These handy devices can help make sure your plants always have enough water, without you having to do a thing. There are two main types of self-watering pots: those with a wick system and those with a reservoir system. Both work by delivering water to the plant roots as needed, but they operate slightly differently.
Wick systems rely on a long cotton or nylon rope that runs from the bottom of the pot, through the soil, and up to the top of the plant. The rope is constantly saturated with water from a reservoir below, and as the soil around the plant dries out, it sucks moisture from the rope and into the roots. Reservoir systems also have a water reservoir below the soil, but instead of using a wick to deliver water to the roots, they use gravity.
A small hole in the bottom of the pot allows water to seep out slowly as needed, keeping the roots moist without overwatering them. Both types of self-watering pots are great for busy gardeners or anyone who wants to make sure their plants always have enough moisture. If you’re not sure which type is right for you, ask your local nursery or gardening center for advice.
Problems With Self-Watering Pots

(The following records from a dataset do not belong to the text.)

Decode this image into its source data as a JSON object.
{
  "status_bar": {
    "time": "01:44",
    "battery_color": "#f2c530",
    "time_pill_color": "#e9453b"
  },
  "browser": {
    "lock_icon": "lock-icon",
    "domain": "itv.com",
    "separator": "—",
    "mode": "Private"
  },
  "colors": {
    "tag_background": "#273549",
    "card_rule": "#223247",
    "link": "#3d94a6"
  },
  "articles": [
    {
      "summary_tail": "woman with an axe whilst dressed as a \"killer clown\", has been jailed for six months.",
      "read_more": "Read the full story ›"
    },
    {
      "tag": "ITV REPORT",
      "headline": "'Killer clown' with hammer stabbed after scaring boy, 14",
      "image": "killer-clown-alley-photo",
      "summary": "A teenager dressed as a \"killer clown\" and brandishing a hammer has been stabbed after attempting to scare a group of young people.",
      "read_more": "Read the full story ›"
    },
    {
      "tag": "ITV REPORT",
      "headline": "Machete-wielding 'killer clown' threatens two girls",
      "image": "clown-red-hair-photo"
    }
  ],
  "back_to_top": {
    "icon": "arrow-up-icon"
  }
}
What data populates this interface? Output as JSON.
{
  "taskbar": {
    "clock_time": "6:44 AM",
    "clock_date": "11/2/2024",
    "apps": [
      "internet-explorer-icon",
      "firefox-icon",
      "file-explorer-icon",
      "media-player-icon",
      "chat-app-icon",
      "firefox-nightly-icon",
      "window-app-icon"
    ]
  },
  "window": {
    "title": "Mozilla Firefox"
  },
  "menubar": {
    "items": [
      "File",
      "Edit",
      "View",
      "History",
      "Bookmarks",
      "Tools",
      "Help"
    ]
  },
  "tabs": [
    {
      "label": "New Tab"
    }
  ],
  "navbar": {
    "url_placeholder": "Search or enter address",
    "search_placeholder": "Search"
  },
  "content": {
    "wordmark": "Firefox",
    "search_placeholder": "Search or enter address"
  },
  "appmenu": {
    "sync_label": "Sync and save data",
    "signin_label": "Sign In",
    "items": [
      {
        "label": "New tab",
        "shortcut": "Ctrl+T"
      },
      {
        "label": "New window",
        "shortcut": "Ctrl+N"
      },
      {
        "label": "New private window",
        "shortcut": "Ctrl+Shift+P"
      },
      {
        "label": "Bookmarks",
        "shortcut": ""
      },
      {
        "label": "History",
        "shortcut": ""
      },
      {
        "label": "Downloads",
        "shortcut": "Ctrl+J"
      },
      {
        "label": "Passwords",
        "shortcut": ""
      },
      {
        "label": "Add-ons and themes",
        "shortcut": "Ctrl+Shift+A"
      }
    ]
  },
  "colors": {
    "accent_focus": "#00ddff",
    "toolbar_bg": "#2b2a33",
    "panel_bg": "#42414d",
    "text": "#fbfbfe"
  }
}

If you’re using a self-watering pot, you may be running into some problems. Here are some of the most common issues:
The reservoir is empty: This is probably the most common problem.
If the reservoir runs dry, your plant will start to wilt. Make sure to check the reservoir regularly and refill it as needed. The wick isn’t working: The wick is what delivers water from the reservoir to the plant’s root system.
If it’s not working properly, your plant will start to show signs of stress ( wilting, yellowing leaves, etc.). Inspect the wick and make sure it’s clean and clear of any debris. You may also need to trim it if it’s getting too long.
There’s too much water in the pot: If there’s standing water in the pot or if the soil is constantly muddy, that means you’re overwatering your plant. Try removing the inner pot (with the plant) and setting it on top of the outer pot (without draining any water out). This will allow excess water to drain out and help prevent overwatering in future watering cycles.
If you’re looking for a way to make sure your plants are always properly watered, a self watering pot is a great option. These pots have a built in reservoir that allows the plant to draw water as needed, so you don’t have to worry about forgetting to water them. Here’s how to pot a plant in a self watering pot:
1. Start by adding some stones or gravel to the bottom of the pot for drainage. 2. Fill the reservoir with water, then add your plant and soil on top. 3. Be sure to leave enough room at the top of the pot so that the water can reach the roots of the plant.
4. Once your plant is potted, simply keep an eye on the reservoir and refill it as needed.